Previous studies suggest that to achieve color constancy, the human visual system makes use of multiple cues, including a priori assumptions about the illumination (“daylight priors”). Specular highlights have been proposed to aid constancy, but the evidence for their usefulness is mixed. Here, we used a novel cue-combination approach to test whether the presence of specular highlights or the validity of a daylight prior improves illumination chromaticity estimates, inferred from achromatic settings, to determine whether and under which conditions either cue contributes to color constancy. Observers made achromatic settings within three-dimensional rendered scenes containing matte or glossy shapes, illuminated by either daylight or nondaylight illuminations. We assessed both the variability of these settings and their accuracy, in terms of the standard color constancy index (CCI). When a spectrally uniform background was present, neither CCIs nor variability improved with specular highlights or daylight illuminants (Experiment 1). When a Mondrian background was introduced, CCIs decreased overall but were higher for scenes containing glossy, as opposed to matte, shapes (Experiments 2 and 3). There was no overall reduction in variability of settings and no benefit for scenes illuminated by daylights.

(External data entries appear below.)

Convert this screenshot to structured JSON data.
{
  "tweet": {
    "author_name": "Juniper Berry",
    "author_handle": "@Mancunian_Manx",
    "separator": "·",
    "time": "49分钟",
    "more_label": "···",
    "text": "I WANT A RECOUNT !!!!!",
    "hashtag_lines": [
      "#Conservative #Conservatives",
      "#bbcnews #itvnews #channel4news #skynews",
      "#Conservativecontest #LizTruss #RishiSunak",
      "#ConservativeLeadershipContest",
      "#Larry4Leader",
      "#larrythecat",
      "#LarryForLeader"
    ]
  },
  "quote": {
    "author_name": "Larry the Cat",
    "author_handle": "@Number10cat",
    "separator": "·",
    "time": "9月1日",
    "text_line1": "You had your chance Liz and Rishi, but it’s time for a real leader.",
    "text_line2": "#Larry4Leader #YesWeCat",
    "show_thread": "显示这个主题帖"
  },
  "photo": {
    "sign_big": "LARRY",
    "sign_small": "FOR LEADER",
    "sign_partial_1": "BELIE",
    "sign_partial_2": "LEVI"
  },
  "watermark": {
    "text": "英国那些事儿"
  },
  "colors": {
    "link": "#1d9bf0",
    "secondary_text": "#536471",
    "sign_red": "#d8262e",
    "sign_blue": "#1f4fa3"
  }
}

Taken together, these results suggest that the human visual system indeed uses specular highlights to improve color constancy but only when other cues, such as from the local surround, are weakened.
Wedge-Roberts, R., Aston, S., Beierholm, U., Kentridge, R., Hurlbert, A., Nardini, M., & Olkkonen, M. (2020). Specular highlights improve colour constancy when other cues are weakened. Journal of Vision, 20(12), 1-22. https://doi.org/10.1167/jov.20.12.4